After binge watching the Amazon Prime series Good Girls Revolt over my winter break, I find myself drawn to nonfiction as well as historical fiction of the 1960’s and 1970’s. Good Girls Revolt, tells the stories of women in the late 1960’s and early 1970’s who work at a New York based news magazine that doesn’t allow women to write, instead relegating them to research positions only. The show details the fictional lives of these women while using the backdrop of real life events from that time period. Not only do the women do a tremendous amount of work for the articles they research but often they do some if not all of the writing while still getting none of the credit.

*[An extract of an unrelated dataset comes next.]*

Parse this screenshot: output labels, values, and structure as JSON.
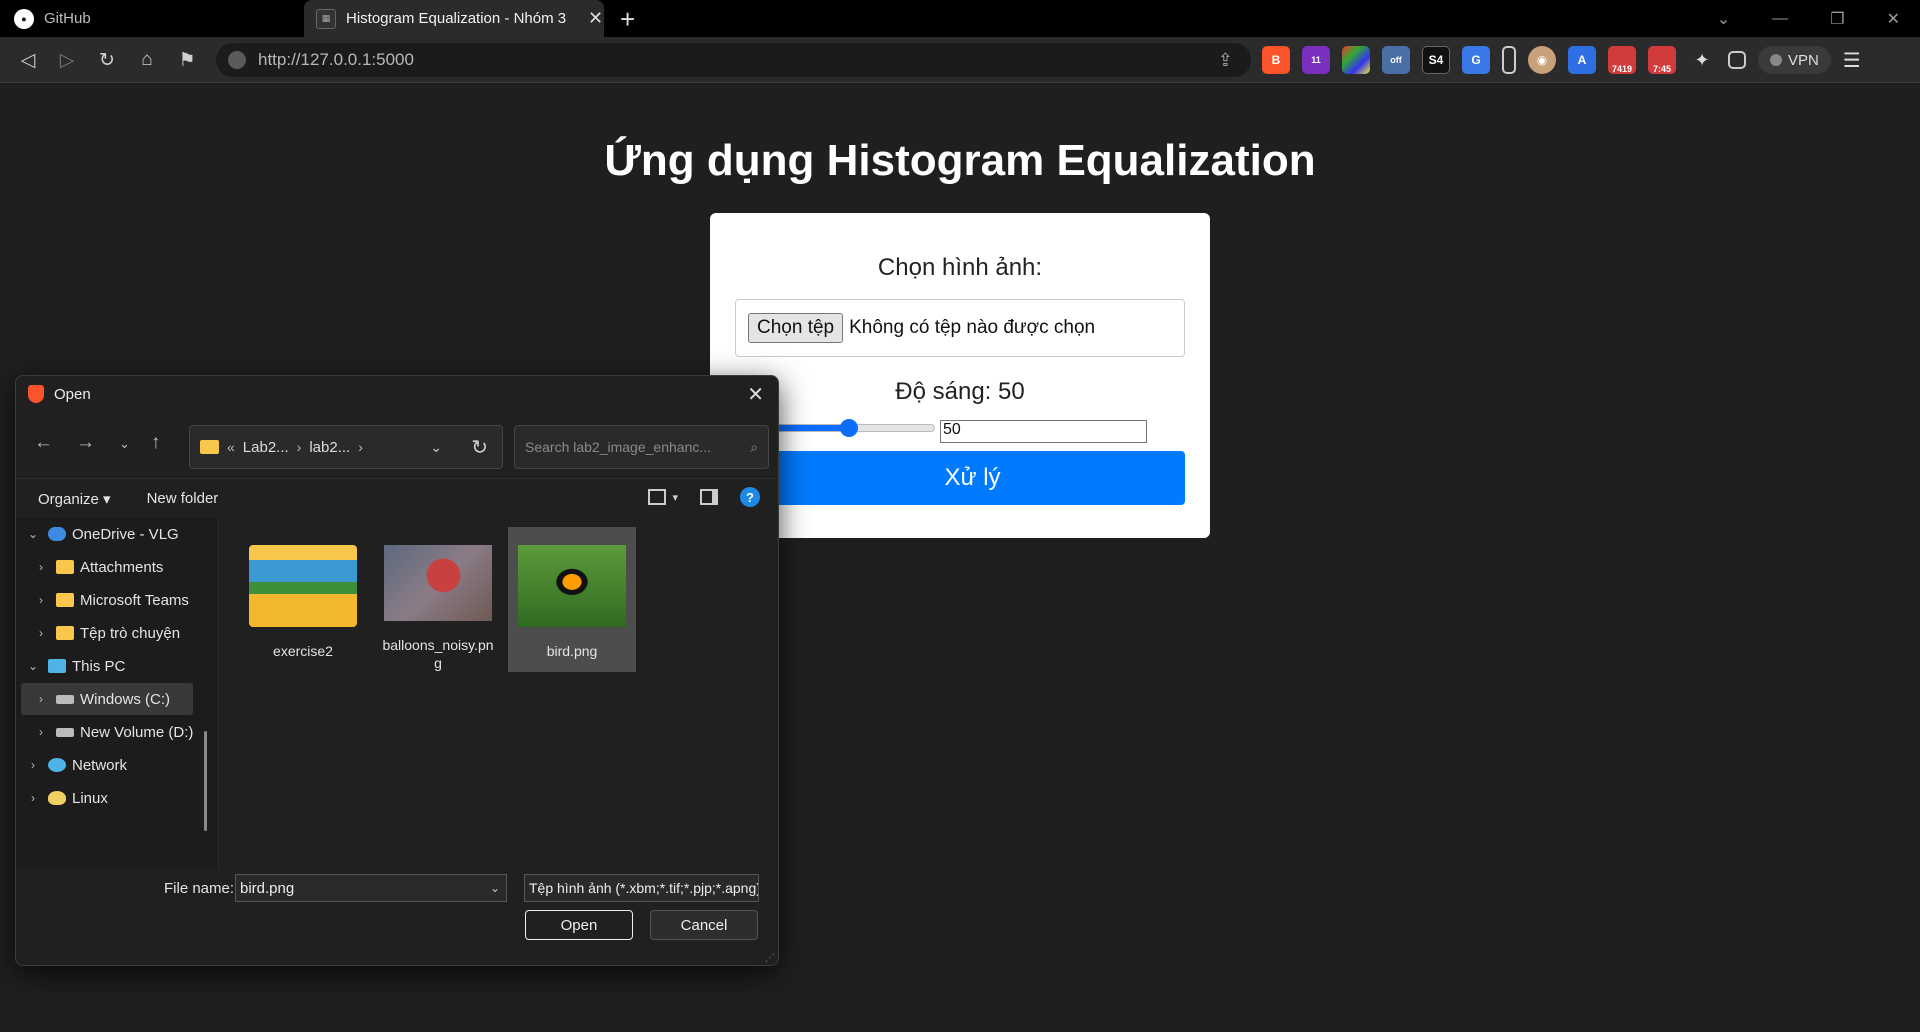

While tackling serious topics, I found this show to be funny and vastly entertaining. I was extremely disappointed to learn that Amazon had canceled it, leaving me wanting a lot more from this story and these characters. This paired with Charles Manson suddenly being in the news again this last week because of his recent hospitalization and the new movie Hidden Figures that I absolutely can not wait to see, has left me even more intrigued by this time period. It also left me somewhat amazed that we haven’t made all that much progress in the last 40 or 50 years. We still have women who feel they are not treated as equals in the workplace, we still have crazy nonsensical acts of violence happening, and we still have issues of racial discrimination across the country. For me it is sometimes easy to retreat to the bubble I live in where none of these things have yet to really affect my life, but when I do allow myself to really think about all that is wrong in our world it is not only depressing and scary, but also overwhelming. In my former Disney Castmember ways I often wish there was some bit of magic we could use to wash away the darkness that seems to envelop us all too often. Instead I am left do what I can by spreading love and kindness to whoever I come in contact with. Unless of course that person is doing an illegal u-turn on Main St. in the summer to steal the parking spot I’ve been patiently waiting for, in which case that person will hear the full wrath of my anger.
That being said, I’m going to try and keep this blog part of the bubble, with bits of the dark realities we all face trickling in every now and then. And instead of facing the harshness of our current world I will instead retreat to the stories of our past, particularly those that show women fighting the good fight. Being the librarian that I am, I’ve turned to books. So here is my reading list for the next several weeks.
Hidden Figures: The American Dream and the Untold Story of the Black Women Mathematicians Who Helped Win the Space Race
By Margot Lee Shetterly
"Before John Glenn orbited Earth, or Neil Armstrong walked on the Moon, a group of dedicated female mathematicians known as 'human computers' used pencils, slide rules and adding machines to calculate the numbers that would launch rockets, and astronauts, into space. Among these problem-solvers were a group of exceptionally talented African American women, some of the brightest minds of their generation."--Dust jacket.
The Good Girls Revolt: How the Women of Newsweek Sued their Bosses and Changed the Workplace
By Lynn Povich
“It was the 1960s--a time of economic boom and social strife. Young women poured into the workplace, but the "Help Wanted" ads were segregated by gender and the "Mad Men" office culture was rife with sexual stereotyping and discrimination.”
The Girls: A Novel
By Emma Cline
“An indelible portrait of girls, the women they become, and that moment in life when everything can go horribly wrong.”
Another Brooklyn: A Novel
By Jacqueline Woodson
“Running into a long-ago friend sets memory from the 1970s in motion for August, transporting her to a time and a place where friendship was everything—until it wasn’t. For August and her girls, sharing confidences as they ambled through neighborhood streets, Brooklyn was a place where they believed that they were beautiful, talented, brilliant—a part of a future that belonged to them.”
(All Synopsis and images taken from www.Amazon.com)
I’d also like to note that I’m super thankful for Amazon Prime right now (even though they canceled my show) because I was able to order these books will have them in no time at all. I know as a librarian I really should be a better library patron, but I also really love to build on my own personal library. I’m also excited because I’ve already decided on my next blog post about books based on some of the suggestions that came up when researching these books on Amazon. Female Celebrity Memoirs. So be on the lookout for that post down the road.